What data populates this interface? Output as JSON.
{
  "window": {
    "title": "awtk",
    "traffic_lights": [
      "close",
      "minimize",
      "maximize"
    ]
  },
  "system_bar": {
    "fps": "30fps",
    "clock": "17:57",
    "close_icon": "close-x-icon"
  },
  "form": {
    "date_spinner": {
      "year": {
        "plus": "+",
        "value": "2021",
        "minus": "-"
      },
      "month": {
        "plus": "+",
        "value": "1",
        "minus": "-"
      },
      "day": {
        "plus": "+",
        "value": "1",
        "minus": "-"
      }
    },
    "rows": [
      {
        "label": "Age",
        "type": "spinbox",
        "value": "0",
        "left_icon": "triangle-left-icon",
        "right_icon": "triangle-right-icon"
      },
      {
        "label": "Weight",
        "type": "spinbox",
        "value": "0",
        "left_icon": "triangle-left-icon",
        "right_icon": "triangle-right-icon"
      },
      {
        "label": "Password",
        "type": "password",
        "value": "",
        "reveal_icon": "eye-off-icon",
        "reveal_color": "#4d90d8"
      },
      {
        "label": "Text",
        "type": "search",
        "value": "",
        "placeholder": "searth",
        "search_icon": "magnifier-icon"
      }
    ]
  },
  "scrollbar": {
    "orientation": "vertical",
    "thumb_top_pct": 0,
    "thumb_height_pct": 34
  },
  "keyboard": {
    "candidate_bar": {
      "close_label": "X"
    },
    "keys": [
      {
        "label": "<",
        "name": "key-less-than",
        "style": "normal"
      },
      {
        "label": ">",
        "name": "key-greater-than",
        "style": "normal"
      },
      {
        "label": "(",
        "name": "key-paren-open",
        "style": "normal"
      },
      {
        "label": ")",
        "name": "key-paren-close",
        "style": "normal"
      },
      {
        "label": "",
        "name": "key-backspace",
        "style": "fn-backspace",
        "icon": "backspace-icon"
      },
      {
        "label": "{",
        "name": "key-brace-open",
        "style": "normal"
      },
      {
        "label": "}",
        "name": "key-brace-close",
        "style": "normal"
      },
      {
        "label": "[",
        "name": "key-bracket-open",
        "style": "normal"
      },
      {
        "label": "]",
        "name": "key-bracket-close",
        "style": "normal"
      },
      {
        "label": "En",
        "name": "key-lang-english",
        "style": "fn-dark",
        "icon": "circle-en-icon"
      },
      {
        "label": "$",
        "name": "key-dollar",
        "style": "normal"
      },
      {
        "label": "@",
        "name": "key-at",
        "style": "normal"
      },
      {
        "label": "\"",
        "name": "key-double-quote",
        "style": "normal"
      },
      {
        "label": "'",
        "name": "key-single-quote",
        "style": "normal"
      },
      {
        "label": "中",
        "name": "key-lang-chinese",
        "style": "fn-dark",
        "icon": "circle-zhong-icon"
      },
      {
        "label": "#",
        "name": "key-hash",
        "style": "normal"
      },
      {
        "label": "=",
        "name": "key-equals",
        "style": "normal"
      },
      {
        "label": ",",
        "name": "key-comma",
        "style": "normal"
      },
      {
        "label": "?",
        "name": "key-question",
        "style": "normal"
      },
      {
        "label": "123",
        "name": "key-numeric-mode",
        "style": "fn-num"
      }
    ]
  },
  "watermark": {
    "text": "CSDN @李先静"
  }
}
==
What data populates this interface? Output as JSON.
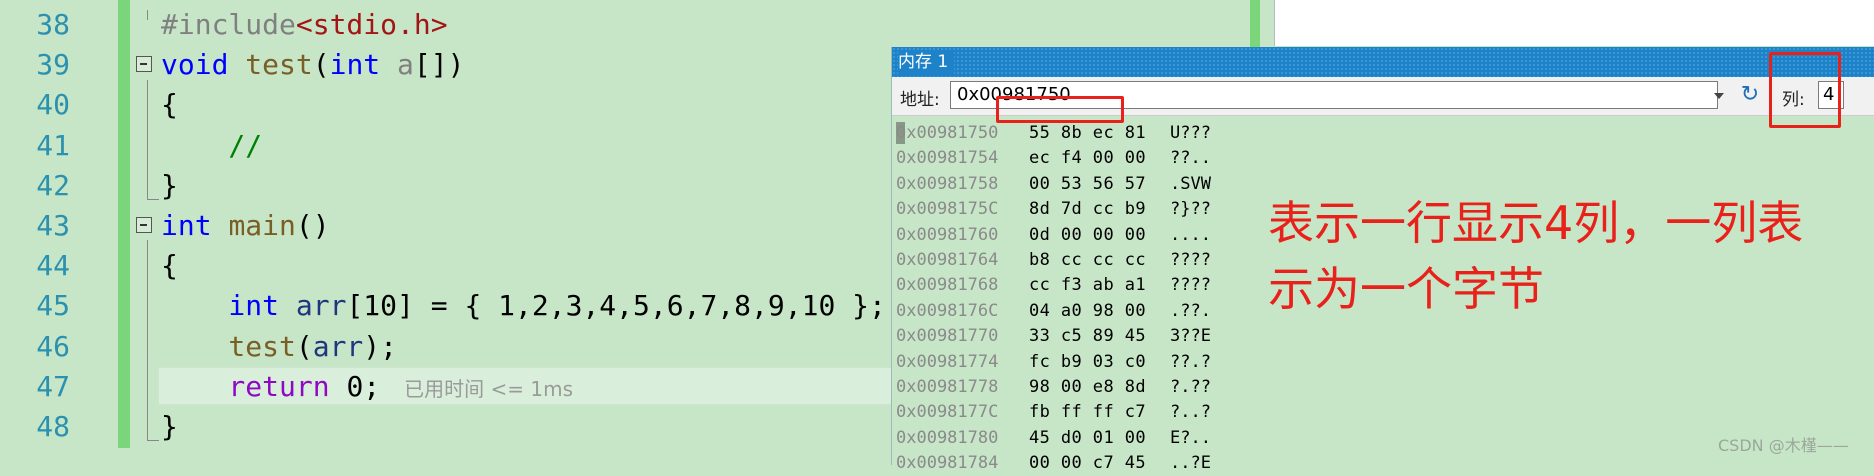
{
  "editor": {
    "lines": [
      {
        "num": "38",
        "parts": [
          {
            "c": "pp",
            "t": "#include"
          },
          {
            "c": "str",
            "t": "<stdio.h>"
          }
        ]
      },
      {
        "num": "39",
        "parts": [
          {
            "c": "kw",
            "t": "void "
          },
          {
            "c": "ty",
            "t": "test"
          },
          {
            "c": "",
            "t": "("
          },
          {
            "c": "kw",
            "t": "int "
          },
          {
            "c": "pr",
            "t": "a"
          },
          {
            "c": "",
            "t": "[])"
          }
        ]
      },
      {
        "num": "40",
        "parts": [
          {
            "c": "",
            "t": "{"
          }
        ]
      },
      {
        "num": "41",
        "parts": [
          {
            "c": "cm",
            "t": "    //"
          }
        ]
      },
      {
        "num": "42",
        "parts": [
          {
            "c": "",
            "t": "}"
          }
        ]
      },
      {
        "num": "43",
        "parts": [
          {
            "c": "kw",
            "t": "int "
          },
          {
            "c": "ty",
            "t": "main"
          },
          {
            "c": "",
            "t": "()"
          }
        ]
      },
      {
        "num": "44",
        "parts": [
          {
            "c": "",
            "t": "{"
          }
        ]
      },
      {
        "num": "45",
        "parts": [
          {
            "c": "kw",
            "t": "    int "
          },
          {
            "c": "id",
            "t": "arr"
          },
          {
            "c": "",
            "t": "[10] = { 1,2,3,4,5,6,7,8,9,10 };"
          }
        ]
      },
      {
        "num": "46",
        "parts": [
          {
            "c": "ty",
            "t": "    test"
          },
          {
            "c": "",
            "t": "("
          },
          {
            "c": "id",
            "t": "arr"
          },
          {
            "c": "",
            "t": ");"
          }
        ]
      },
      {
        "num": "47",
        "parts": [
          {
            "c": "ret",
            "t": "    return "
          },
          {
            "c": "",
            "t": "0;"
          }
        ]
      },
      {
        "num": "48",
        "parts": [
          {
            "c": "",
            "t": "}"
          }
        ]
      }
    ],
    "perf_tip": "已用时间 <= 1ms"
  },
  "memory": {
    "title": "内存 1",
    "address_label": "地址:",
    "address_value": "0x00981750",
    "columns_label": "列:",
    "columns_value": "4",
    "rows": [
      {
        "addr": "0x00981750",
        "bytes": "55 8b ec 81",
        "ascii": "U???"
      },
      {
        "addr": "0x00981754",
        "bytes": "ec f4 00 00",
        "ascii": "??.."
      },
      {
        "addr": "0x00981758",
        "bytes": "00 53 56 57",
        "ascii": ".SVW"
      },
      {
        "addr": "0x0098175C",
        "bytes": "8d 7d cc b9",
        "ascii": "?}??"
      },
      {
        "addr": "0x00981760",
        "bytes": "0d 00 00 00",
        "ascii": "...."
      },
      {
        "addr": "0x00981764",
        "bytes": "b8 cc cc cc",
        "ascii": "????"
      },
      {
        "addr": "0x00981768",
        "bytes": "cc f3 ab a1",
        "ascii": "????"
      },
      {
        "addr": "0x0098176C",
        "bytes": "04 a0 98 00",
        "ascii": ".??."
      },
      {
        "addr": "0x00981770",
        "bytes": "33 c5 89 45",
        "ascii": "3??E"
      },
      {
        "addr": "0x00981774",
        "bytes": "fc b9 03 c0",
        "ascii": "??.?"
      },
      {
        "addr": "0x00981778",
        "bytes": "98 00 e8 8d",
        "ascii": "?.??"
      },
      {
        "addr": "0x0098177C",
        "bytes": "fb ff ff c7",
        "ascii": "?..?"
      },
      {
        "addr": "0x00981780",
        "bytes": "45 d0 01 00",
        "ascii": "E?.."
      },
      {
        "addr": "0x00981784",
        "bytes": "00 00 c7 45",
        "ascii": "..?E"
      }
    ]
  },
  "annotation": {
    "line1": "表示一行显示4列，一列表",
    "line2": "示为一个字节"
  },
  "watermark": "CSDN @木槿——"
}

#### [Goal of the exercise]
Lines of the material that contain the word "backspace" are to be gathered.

#### [Answer to this exercise]
        "name": "key-backspace",
        "style": "fn-backspace",
        "icon": "backspace-icon"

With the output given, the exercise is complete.